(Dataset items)
* * * * *

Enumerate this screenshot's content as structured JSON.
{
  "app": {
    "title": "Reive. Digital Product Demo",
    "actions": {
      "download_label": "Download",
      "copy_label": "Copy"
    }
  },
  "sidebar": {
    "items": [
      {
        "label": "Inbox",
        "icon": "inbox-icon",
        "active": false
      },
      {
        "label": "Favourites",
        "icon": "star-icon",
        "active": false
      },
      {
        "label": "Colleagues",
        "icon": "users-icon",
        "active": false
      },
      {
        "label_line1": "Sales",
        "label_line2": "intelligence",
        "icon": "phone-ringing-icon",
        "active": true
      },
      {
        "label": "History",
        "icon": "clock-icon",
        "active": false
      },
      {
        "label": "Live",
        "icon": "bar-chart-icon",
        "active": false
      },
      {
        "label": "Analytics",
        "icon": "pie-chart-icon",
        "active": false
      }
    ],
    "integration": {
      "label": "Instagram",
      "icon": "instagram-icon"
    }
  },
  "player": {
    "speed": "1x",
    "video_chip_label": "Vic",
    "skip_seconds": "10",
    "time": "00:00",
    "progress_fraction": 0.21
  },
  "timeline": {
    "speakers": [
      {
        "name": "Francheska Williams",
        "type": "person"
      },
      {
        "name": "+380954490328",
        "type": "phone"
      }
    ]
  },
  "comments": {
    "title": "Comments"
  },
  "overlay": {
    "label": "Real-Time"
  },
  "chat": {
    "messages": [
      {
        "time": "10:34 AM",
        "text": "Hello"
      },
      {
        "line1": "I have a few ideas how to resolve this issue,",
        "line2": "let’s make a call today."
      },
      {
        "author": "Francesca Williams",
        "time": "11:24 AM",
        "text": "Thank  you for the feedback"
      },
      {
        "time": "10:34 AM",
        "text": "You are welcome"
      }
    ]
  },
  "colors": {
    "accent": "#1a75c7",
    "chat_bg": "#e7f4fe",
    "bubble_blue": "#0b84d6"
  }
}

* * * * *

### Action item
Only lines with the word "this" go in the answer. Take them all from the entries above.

### Exercise output
Enumerate this screenshot's content as structured JSON.
        "line1": "I have a few ideas how to resolve this issue,",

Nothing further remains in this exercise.